  • Big Ball of Sports

  • Jack’s Discount Emporium

  • Death of a Gunfighter


  • Hospital

  • Cleveland Vice

  • That Black Girl


  • Randy Quaid



  • Joan Cusack: 6 appearances [Press Conference, Cleveland Vice, Death of a Gunfighter, Hospital, That Black Girl, No Offense]

  • Robert Downey Jr.: 5 appearances [Gulf Coast Furniture Warehouse, Cleveland Vice, Death of a Gunfighter, No Offense, Jack’s Discount Emporium]

  • Nora Dunn: 5 appearances [Press Conference, Cleveland Vice, Death of a Gunfighter, Hospital, That Black Girl]

  • Anthony Michael Hall: absent

  • Jon Lovitz: 7 appearances [Press Conference, Cleveland Vice, Death of a Gunfighter, Hospital, That Black Girl, Big Ball of Sports, Jack’s Discount Emporium]

  • Dennis Miller: 3 appearances [Press Conference, Weekend Update, Jack’s Discount Emporium]

  • Randy Quaid: 5 appearances [Press Conference, Gulf Coast Furniture Warehouse, Cleveland Vice, Death of a Gunfighter, Jack’s Discount Emporium]

  • Terry Sweeney: 4 appearances [Cleveland Vice, Death of a Gunfighter, That Black Girl, Jack’s Discount Emporium]

  • Danitra Vance: 4 appearances [Cleveland Vice, Hospital, That Black Girl, No Offense]

featured players

  • Damon Wayans: 3 appearances [Death of a Gunfighter, That Black Girl, No Offense]

unbilled crew, extras and bit players

  • A. Whitney Brown: 3 appearances [Press Conference, Death of a Gunfighter, No Offense]

  • Rhonda Coullet: 3 appearances [Cleveland Vice, Death of a Gunfighter, No Offense]

  • Tom Davis: 1 appearance [Press Conference]

  • Jim Downey: 2 appearances [Press Conference, Jack’s Discount Emporium]

  • Al Franken: 1 voice-over [Big Ball of Sports]

  • Cheryl Hardwick: 1 appearance [Death of a Gunfighter]

  • Allan Havey: 3 appearances [Press Conference, Death of a Gunfighter, No Offense]

  • Carol Leifer: 2 appearances [Press Conference, Cleveland Vice]

  • Evie Murray: 2 appearances [Press Conference, No Offense]

  • Nils Nichols: 2 appearances [Death of a Gunfighter, No Offense]

  • Vic Noto: 1 appearance [Big Ball of Sports]

  • Don Pardo: 2 voice-overs [Big Ball of Sports, Jack’s Discount Emporium]

  • Robert Smigel: 1 appearance [Press Conference]

  • The SNL Band: 1 appearance [Monologue]

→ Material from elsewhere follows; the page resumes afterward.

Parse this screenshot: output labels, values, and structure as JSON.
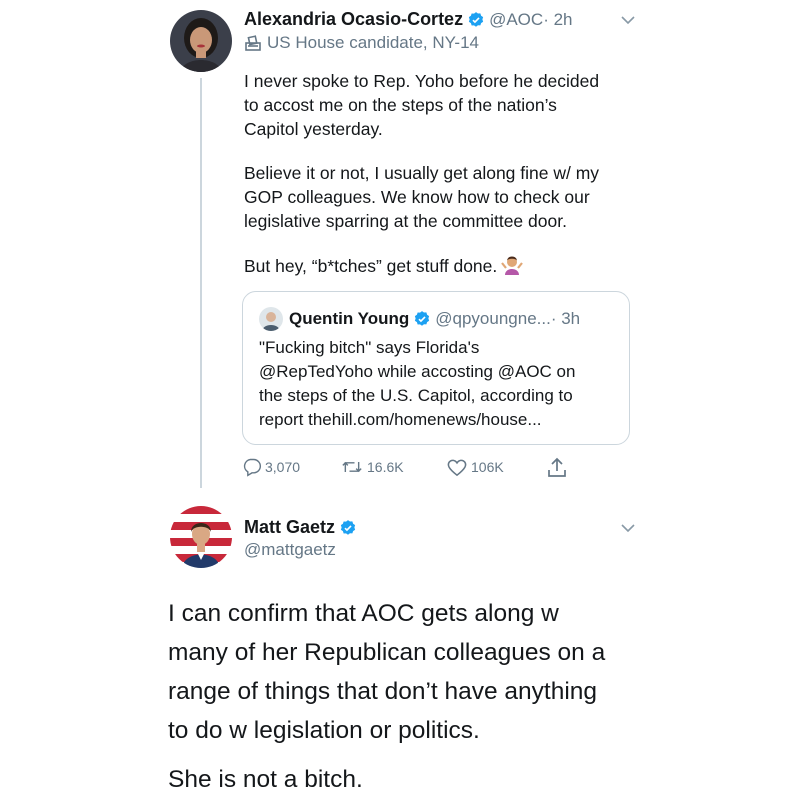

  • John Swartzwelder: 2 appearances [Press Conference, Death of a Gunfighter]


  • Harry Dean Stanton: 5 appearances [Monologue, Cleveland Vice, Death of a Gunfighter, That Black Girl, No Offense]

  • The Replacements: 2 appearances [“Bastards of Young”, “Kiss Me On The Bus”]

  • Sam Kinison: 1 appearance [Guest Performance]


  • Not rebroadcast on NBC.

Additional screen captures from this episode are available here.